After just briefly exploring its impact in Philadelphia, it becomes clear that AmeriCorps is a program that the city cannot do without. For this reason, the Philadelphia AmeriCorps Alums Chapter partners with Global Citizen, the Mayor’s Office of Civic Engagement and Volunteer Service (also known as SERVE Philadelphia) and several other organizations to coordinate National AmeriCorps Week in Philadelphia. During the week, corps members, alumni and the general public participate in events that highlight how AmeriCorps is creating a smarter, safer and healthier Philadelphia.

Mayor Nutter and a few AC members at the Community Concert

The theme of AmeriCorps Week 2012 was AmeriCorps Works, expressing the triple bottom line return on investment that the program delivers to the recipients of service, those who serve and the community at large. In the coming year, the Alums Chapter looks forward to growing partnerships and strengthening collaborations to expand and improve its programming while continuing to drive home the message that AmeriCorps Works in Philadelphia.

No comments yet

Leave a Reply

Fill in your details below or click an icon to log in: Logo

You are commenting using your account. Log Out /  Change )

Google photo

You are commenting using your Google account. Log Out /  Change )

Twitter picture

You are commenting using your Twitter account. Log Out /  Change )

Facebook photo
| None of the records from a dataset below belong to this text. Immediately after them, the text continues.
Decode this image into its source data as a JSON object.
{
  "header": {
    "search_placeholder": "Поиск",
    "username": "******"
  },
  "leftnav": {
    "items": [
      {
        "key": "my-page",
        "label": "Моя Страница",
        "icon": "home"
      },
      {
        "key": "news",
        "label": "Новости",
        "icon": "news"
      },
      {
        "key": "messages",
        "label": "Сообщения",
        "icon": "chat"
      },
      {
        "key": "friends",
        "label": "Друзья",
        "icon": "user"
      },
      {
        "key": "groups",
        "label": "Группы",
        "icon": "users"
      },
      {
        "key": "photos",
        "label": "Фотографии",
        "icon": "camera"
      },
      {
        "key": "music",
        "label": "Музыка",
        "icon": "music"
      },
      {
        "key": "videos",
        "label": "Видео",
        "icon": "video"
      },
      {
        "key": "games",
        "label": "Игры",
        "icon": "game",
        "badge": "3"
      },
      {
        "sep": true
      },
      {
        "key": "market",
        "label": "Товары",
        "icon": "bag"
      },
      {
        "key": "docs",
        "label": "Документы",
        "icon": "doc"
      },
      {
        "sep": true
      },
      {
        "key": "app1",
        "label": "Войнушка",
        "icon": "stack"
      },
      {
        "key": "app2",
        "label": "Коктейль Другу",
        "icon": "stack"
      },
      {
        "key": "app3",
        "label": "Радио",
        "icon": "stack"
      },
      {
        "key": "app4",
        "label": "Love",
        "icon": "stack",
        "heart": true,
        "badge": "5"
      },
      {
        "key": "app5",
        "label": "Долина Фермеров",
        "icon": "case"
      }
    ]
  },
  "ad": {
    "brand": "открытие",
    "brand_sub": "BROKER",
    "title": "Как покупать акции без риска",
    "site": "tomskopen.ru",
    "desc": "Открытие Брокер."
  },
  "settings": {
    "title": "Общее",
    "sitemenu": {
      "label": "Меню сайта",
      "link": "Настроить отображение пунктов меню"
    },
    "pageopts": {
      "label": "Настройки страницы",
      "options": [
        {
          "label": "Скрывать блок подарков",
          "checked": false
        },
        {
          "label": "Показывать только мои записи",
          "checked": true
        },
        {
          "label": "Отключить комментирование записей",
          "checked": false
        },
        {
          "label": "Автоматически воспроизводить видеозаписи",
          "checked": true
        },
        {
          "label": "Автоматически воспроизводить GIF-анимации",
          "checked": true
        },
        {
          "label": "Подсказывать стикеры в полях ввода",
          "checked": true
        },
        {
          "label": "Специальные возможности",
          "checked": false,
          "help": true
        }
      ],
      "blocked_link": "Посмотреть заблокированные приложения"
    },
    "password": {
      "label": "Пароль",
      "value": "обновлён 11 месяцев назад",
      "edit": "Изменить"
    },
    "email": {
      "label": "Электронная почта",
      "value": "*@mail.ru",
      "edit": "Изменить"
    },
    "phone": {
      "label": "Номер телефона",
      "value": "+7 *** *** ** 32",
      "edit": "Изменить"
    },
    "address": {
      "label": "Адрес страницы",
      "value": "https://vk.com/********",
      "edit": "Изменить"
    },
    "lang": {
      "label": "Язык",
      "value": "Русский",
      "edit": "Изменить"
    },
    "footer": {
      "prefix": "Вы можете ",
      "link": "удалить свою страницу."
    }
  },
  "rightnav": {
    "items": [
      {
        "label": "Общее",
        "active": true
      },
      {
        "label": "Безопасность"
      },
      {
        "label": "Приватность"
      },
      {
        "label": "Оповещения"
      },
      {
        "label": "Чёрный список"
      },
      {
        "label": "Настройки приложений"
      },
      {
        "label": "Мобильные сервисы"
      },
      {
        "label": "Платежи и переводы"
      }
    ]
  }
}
You are commenting using your Facebook account. Log Out /  Change )

Connecting to %s

%d bloggers like this: